B2C companies thrive on engagement, and platforms like Instagram and TikTok offer just that. From visually appealing product showcases on Instagram to quirky brand-centric challenges on TikTok, the opportunities are vast.
User-generated content (UGC) is another potent tool in the B2C arsenal. Encouraging consumers to share their experiences, create brand-related content, or participate in challenges not only boosts engagement but can also drive organic traffic. When these pieces of UGC get shared, they act as genuine endorsements, often leading to better conversion rates.
Case Study: LinkedIn’s B2B Mastery vs. Nike’s Instagram Engagements
LinkedIn, primarily a professional network, has effectively tapped into the B2B space.
With features like LinkedIn Pulse for articles, the platform has become a hotspot for industry insights, discussions, and networking. The algorithm, favoring informative and engaging content, allows businesses to amplify their reach organically.

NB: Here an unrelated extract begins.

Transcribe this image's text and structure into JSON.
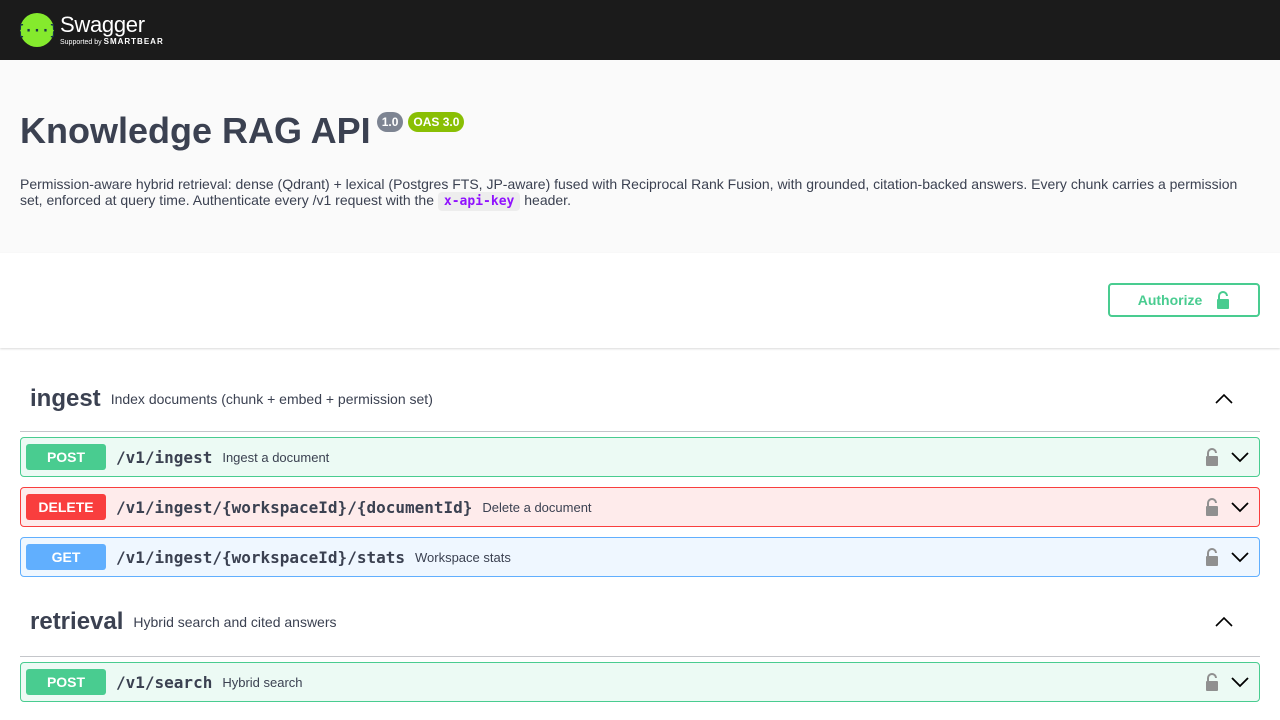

Contrastingly, Nike’s prowess on Instagram is unmatched. Through a blend of influencer collaborations, powerful storytelling, and UGC, they’ve crafted an engaged community.
Every post, story, or reel not only showcases their products but also resonates with the emotions and aspirations of their audience. Such a strategy ensures that they remain top-of-mind for their audience, indirectly boosting their SEO through increased branded searches and website visits.
Understanding the nuances between B2B and B2C SEO is crucial for businesses looking to carve a niche in their respective markets. While the overarching principles of SEO remain consistent across the board, the strategies and tactics differ based on the buying behavior, content preferences, and decision-making processes of the target audience.
For B2B businesses, the emphasis should be on building credibility, showcasing expertise, and nurturing leads through long sales cycles. B2C businesses, meanwhile, should aim for immediate engagement, capitalizing on impulsive buying behaviors, and creating memorable brand experiences.
In both cases, integrating social media, refining content strategies, optimizing technical elements, and understanding the buyer’s journey are foundational. By tailoring SEO strategies to the unique demands of either B2B or B2C, businesses can ensure they resonate with their audience, drive relevant traffic, and ultimately achieve their conversion goals.